For the Life of the World 19

Posted: January 18th, 2010 | Author: | Filed under: For the Life of the World | Tags: , , , , , , , , , , , , | 9 Comments »

During the press of the holidays, illness, and all the rest that has been happening, I’ve fallen pretty far behind in this series. I’m going to work to catch up this week. I find both Fr. Schmemann’s book and Dn. Hyatt’s podcasts on that book fascinating and illuminating.

The discussion now moves from baptism to chrismation in section 4 of the fourth chapter of For the Life of the World. Here is the link to Deacon Michael Hyatt’s  second podcast on chapter four.

In both the book and the podcast, the history of this sacrament and its divergent path in the West are touched upon. But I’m going to take this first post to focus on it in more detail. From my personal experience, I doubt that many modern evangelicals know much about the mystery of chrismation or its Western counterpart, confirmation. I went to a Roman Catholic school for three years growing up (and an Episcopal school for another year and change), I was as interested as I have ever been in spiritualities of every sort, and I still didn’t really understand confirmation until I encountered the older Orthodox tradition of chrismation.

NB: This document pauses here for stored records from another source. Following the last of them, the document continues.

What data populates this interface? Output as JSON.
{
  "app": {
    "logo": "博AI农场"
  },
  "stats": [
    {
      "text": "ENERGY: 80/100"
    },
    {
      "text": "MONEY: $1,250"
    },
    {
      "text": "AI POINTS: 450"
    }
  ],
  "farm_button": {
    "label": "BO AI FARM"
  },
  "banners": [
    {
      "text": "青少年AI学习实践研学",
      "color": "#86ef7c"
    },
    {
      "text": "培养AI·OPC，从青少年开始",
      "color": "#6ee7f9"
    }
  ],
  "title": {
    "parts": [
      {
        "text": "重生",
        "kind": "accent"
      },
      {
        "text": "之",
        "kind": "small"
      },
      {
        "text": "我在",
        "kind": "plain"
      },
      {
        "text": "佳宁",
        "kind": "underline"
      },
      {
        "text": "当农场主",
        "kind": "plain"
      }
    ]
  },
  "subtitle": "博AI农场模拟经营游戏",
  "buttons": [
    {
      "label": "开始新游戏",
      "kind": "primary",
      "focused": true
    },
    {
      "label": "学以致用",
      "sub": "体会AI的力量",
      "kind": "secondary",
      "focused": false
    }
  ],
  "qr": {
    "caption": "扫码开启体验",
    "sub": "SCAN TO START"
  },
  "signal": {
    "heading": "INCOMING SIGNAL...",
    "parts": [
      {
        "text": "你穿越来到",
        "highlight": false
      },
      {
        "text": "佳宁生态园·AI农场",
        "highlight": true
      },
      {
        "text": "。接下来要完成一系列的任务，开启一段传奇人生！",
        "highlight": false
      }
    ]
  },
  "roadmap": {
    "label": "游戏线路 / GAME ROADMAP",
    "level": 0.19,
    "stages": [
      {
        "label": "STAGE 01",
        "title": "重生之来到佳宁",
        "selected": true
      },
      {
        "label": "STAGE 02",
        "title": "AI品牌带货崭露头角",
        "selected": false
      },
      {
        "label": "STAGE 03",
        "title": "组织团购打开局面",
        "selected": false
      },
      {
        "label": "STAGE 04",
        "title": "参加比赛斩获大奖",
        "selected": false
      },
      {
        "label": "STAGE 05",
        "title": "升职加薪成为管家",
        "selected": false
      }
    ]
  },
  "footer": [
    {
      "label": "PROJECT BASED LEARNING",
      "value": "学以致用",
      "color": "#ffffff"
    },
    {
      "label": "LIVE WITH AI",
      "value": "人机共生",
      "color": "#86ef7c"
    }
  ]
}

In the early days of the church, each individual church had its own bishop assisted by his presbyters. And though anyone could baptize at need, absent an urgent need, the presbyters or the bishop performed baptisms. However, the bishop alone blessed the oil used to anoint and then anointed the newly baptized with the seal of the Holy Spirit, ordaining them as priests and kings in the royal priesthood of Christ.

As an aside, that was one of the disconnects I noted pretty early among so many modern churches. They refer to the royal priesthood of all believers, but they have no practice that anyone in the ancient world would have connected to either kings or priests. Coming from a Jewish context, that would obviously be part of a ceremony that included anointing with oil, as it was priests and kings who were anointed in the Old Testament. And I’ll note that one of the gifts the young Christ received from the magi was a rich oil. Gold, incense, and oil — truly gifts for a kingly priest. Further, the gospels recount stories of Christ being anointed by expensive oil. Though not like the anointing everyone would expect (what about Jesus happened the way people expected?), nevertheless, he was anointed with oil.

The formerly pagan believers would have understood such an act even if it wasn’t entirely native to their culture. Neither group would have understood what evangelical churches do today as something that anointed or ordained you into a royal priesthood. The concepts of king and priest had a deep cultural reality for them that we largely lack in our native culture of liberal democracy. I knew something had to be missing in our modern practice, but I wasn’t sure what it was until I encountered chrismation. It fills that gap perfectly.

At first, every church had one bishop surrounded by his presbyters, deacons, and people (all anointed as kings and priests, but with different functions within the body). This is the picture we see, for instance, in St. Ignatius’ writings.  As the Church grew, there came to be more churches in a city to serve all those converting. The bishop delegated presbyters to act in his stead in the churches and visited each as he was able. And it is at this point that East and West began to diverge.

In the ancient world, we have to remember, the West was the frontier. It had a single apostolic see in Rome. And it had widely dispersed peoples. As Rome contracted, it contracted first in the West. This was further complicated by the fact that the West always had fewer bishops than the East. So over time, an individual bishop was not over a church or even a set of geographically close churches, but often serving a far flung network of churches.  The bishop could not physically be at every baptismal service at every church.

And so, in the West, they decided the physical presence of the bishop was the important thing and began to separate baptism from chrismation and communion. And over time, that developed into the confirmation of baptism performed as children entered into what was considered the earliest of the ages of majority in the medieval West. I believe, even today, confirmation is always performed when the bishop is present (though I could be wrong about that). Eventually, even first communion became separated from either baptism or confirmation. Now it is normal in the Roman Catholic Church for a child to be baptized at birth, begin taking communion sometime as a child (in a ceremony known as First Communion), and finally be confirmed near the onset of puberty.

The East took a different path as they encountered the same problem. The bishop still blessed the anointing oil of chrismation, but it was distributed to all his presbyters. And along with baptism, communion, and everything else, the bishop delegated the performance of chrismation to his presbyters so its unity with baptism could be preserved. Even today in the Orthodox Church every person, whether 9 weeks old or 90 years old, who is baptized, is baptized, chrismated, and communed in that first service. The unity of the mysteries was maintained.

The practice of the East makes sense to me. That doesn’t mean it’s right, of course. But I do think it’s significant that I couldn’t truly understand the Western sacraments until I saw them in light of the Eastern practice.